WORK REQUEST
From the first line to the last, output the entries exactly.

Top of DATASET RECORDS

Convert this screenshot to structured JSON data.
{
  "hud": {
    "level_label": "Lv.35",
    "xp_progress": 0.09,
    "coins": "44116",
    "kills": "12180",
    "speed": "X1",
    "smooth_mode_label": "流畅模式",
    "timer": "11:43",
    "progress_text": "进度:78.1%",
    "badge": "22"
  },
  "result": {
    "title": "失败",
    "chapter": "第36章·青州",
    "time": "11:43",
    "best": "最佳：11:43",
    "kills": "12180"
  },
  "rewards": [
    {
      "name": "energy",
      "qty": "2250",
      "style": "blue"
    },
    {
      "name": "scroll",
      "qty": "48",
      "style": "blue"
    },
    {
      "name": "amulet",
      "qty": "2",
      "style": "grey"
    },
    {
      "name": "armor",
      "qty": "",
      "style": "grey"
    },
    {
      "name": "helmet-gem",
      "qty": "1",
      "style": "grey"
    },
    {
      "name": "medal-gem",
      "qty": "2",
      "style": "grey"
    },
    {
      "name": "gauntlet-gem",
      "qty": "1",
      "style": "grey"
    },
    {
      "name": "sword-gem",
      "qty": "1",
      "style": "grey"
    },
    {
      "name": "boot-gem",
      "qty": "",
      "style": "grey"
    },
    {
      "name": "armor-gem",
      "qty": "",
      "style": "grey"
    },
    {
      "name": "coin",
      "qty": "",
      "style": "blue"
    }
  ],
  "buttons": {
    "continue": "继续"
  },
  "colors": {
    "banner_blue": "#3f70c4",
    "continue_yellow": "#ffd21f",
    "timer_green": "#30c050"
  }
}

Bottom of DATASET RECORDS

EXERCISE OUTPUT
Convert this screenshot to structured JSON data.
{
  "hud": {
    "level_label": "Lv.35",
    "xp_progress": 0.09,
    "coins": "44116",
    "kills": "12180",
    "speed": "X1",
    "smooth_mode_label": "流畅模式",
    "timer": "11:43",
    "progress_text": "进度:78.1%",
    "badge": "22"
  },
  "result": {
    "title": "失败",
    "chapter": "第36章·青州",
    "time": "11:43",
    "best": "最佳：11:43",
    "kills": "12180"
  },
  "rewards": [
    {
      "name": "energy",
      "qty": "2250",
      "style": "blue"
    },
    {
      "name": "scroll",
      "qty": "48",
      "style": "blue"
    },
    {
      "name": "amulet",
      "qty": "2",
      "style": "grey"
    },
    {
      "name": "armor",
      "qty": "",
      "style": "grey"
    },
    {
      "name": "helmet-gem",
      "qty": "1",
      "style": "grey"
    },
    {
      "name": "medal-gem",
      "qty": "2",
      "style": "grey"
    },
    {
      "name": "gauntlet-gem",
      "qty": "1",
      "style": "grey"
    },
    {
      "name": "sword-gem",
      "qty": "1",
      "style": "grey"
    },
    {
      "name": "boot-gem",
      "qty": "",
      "style": "grey"
    },
    {
      "name": "armor-gem",
      "qty": "",
      "style": "grey"
    },
    {
      "name": "coin",
      "qty": "",
      "style": "blue"
    }
  ],
  "buttons": {
    "continue": "继续"
  },
  "colors": {
    "banner_blue": "#3f70c4",
    "continue_yellow": "#ffd21f",
    "timer_green": "#30c050"
  }
}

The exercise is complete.